The lines below that include "alles" are to be found and copied.

··· RECORDS FOR THE TASK

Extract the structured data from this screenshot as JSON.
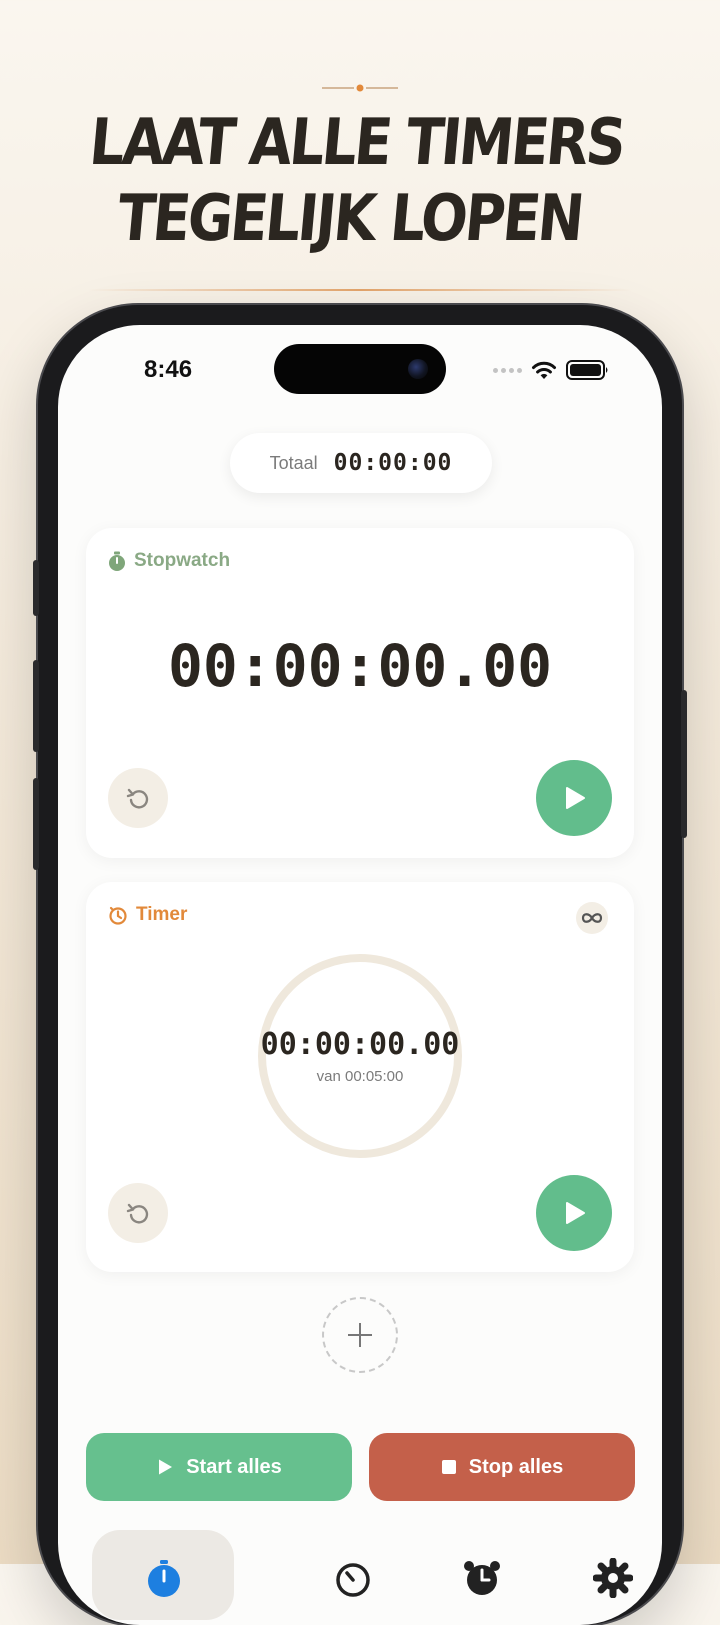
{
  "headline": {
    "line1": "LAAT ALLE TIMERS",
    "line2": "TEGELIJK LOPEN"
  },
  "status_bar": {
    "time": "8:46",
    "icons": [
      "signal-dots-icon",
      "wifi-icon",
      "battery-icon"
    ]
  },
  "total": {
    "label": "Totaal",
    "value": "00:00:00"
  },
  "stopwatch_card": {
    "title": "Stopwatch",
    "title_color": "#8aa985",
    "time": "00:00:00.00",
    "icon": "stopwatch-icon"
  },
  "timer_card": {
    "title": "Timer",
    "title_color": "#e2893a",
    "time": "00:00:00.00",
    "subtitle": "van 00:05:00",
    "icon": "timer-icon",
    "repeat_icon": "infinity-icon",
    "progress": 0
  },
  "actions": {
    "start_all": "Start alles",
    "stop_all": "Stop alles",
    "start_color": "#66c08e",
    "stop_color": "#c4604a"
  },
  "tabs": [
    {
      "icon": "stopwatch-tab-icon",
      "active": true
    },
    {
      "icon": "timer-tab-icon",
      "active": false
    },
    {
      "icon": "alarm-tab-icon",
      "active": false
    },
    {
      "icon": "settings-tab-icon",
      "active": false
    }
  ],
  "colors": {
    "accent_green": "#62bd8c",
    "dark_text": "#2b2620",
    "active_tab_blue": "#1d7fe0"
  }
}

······

- **FINISHED TASK**:
    "start_all": "Start alles",
    "stop_all": "Stop alles",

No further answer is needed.